As you know, it is my philosophy that every student’s dream matters. I believe the role of Lorain County Community College is to help our students achieve their dreams – no matter what the student’s challenges are.
As we prepared for the start of spring semester, our campus hosted David Dodson, president of MDC, Inc. and a leading figure in the research of social and economic mobility. Dodson hosted sessions for both our campus faculty and staff, as well as with key community stakeholders. He began each session with the simple question, “Do you believe that where a person is born should determine where they end up in life?”
The question seemed simple enough. Of course, where a person begins their life should not define where they end up. And yet, that’s exactly what we are faced with here in Northeast Ohio and in many other areas around the country. In fact, a child born in Lorain County to a family with an income in the bottom 20 percent has only a five percent chance of making it to the top of the income ladder by the time they reach adulthood. A five percent chance. That statistic stopped me in my tracks. If social and economic mobility is the American Dream, then the American Dream is in serious jeopardy right here in Lorain County.
See the map and full data on the Equality of Opportunity Project website.
Thankfully, a college degree can be the golden ticket out of poverty. According to research by the Pew Charitable Trust, earning a post-secondary credential dramatically lessens the chances that a person born at the bottom will remain at the bottom. Without a college degree, there is a 47 percent chance the person will stay stuck in the bottom half of income distribution.
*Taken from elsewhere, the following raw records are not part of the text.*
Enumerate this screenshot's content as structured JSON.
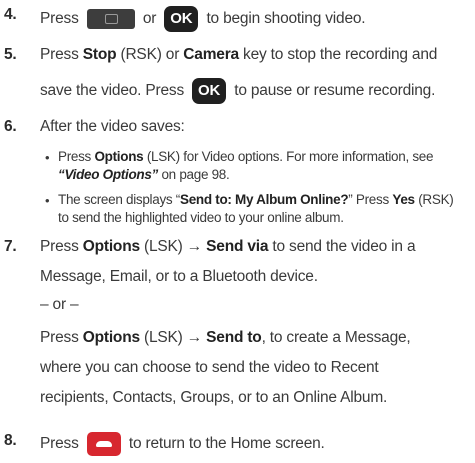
{
  "steps": [
    {
      "num": "4.",
      "lines": [
        {
          "a": "Press",
          "b": "or",
          "c": "to begin shooting video."
        }
      ]
    },
    {
      "num": "5.",
      "lines": [
        {
          "a": "Press ",
          "b": "Stop",
          "c": " (RSK) or ",
          "d": "Camera",
          "e": " key to stop the recording and"
        },
        {
          "a": "save the video. Press",
          "b": "to pause or resume recording."
        }
      ]
    },
    {
      "num": "6.",
      "lines": [
        {
          "a": "After the video saves:"
        }
      ],
      "bullets": [
        {
          "l1a": "Press ",
          "l1b": "Options",
          "l1c": " (LSK) for Video options. For more information, see",
          "l2a": "“Video Options”",
          "l2b": " on page 98."
        },
        {
          "l1a": "The screen displays “",
          "l1b": "Send to: My Album Online?",
          "l1c": "” Press ",
          "l1d": "Yes",
          "l1e": " (RSK)",
          "l2a": "to send the highlighted video to your online album."
        }
      ]
    },
    {
      "num": "7.",
      "lines": [
        {
          "a": "Press ",
          "b": "Options",
          "c": " (LSK) → ",
          "d": "Send via",
          "e": " to send the video in a"
        },
        {
          "a": "Message, Email, or to a Bluetooth device."
        },
        {
          "a": "– or –"
        },
        {
          "a": "Press ",
          "b": "Options",
          "c": " (LSK) → ",
          "d": "Send to",
          "e": ", to create a Message,"
        },
        {
          "a": "where you can choose to send the video to Recent"
        },
        {
          "a": "recipients, Contacts, Groups, or to an Online Album."
        }
      ]
    },
    {
      "num": "8.",
      "lines": [
        {
          "a": "Press",
          "b": "to return to the Home screen."
        }
      ]
    }
  ],
  "keys": {
    "ok": "OK",
    "camera_icon": "camera-key-icon",
    "end_icon": "end-call-key-icon"
  },
  "colors": {
    "end_key": "#d7272f",
    "ok_key": "#202020"
  }
}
By earning a college degree, the likelihood of remaining at the bottom shrinks to just 10 percent. Read the Pew Charitable Trusts’ full report on economic mobility.
Lorain County Community College was founded to serve the community and provide access to higher education for Lorain County. These statistics on social mobility drive home more than ever the importance that all people in our county must have an equitable opportunity to achieve their goals through higher education – regardless of their race, age or economic position.
And while there is a long way to go, we have made great progress in recent years in helping local people access the education needed to reach their goals and provide for a better future for their families.
In the past 25 years, degree attainment in Lorain County has risen from 19 percent of Lorain County residents with an associate degree or higher to 33 percent of residents with a degree. To achieve this 14 percent increase, we’ve revamped advising models and restructured developmental courses to better serve the needs of students and decrease the amount of time it takes to earn a degree or credential. Additionally, the College Credit Plus program at LCCC has expanded course offerings and partnerships with local school districts, leading to 43 percent of Lorain County high school seniors to graduates with college credit in 2017 – credits they earned for free.
These statistics are great, but it’s the real people behind them that matter the most. Last month, I met Thomas Smith and his father, Christopher, at the Lorain County Urban League’s holiday luncheon. Christopher is a disabled veteran and told me that he used to work at the college setting up chairs in our conference center many years ago. After working here, he became inspired to go back to school and eventually encouraged his children to earn college degrees — and did they listen! His two daughters, Parris and Chynna, earned college degrees while still in high school. Parris graduated from Lorain County Early College High School and Chynna earned two LCCC associate degrees while she was a student at Clearview High School.
Thomas told me that he had been attending Cleveland State University when he needed supplemental income to support his journey. He turned to LCCC and our real estate program. He took real estate classes on weekends while going to school full time at CSU and holding down an internship. Talk about a drive to succeed! He told me, “Not everyone is made to play football or even sell houses, but we’re all meant to do something great and LCCC helps make it happen.”
The Smith family shows what can be possible when the proper supports are available to provide an equitable experience for all. As we continue to move the needle on degree attainment, there are areas that deserve additional attention to equity – especially in helping minority and Pell eligible students complete their degrees. To ensure equity for all students, LCCC has created the Equity for Students Team (EST) to oversee and monitor the implementation priorities, strategies, and interventions that are intentional on closing the achievement gaps for students of color and underserved populations.
As we confront the obstacles hindering equity and social mobility in our county, Dodson reminded us that we may face a new set of problems – he calls these adaptive challenges – that arise as we shift away from the status quo. The answer to these challenges, he says, is community collaboration between organizations. Lorain County is home to number of outstanding organizations that work closely with LCCC.
During our session with Dodson, a panel of local community leaders participated in a discussion moderated by Michael Collins, vice president of Jobs for the Future. During the discussion, Cynthia Andrews, president and CEO of the Community Foundation of Lorain County; Lorain El Centro Executive Director Victor Leandry and Lorain City Schools CEO David Hardy, Jr., all confirmed that residents — especially those in poverty — require connections and partnerships to succeed.
LCCC is committed to doing our part to pursue our vision of empowering a thriving a community for all. If you would like to become a part of this ongoing conversation, please visit www.lorainccc.edu/connection and share your information. I look forward to hearing from you.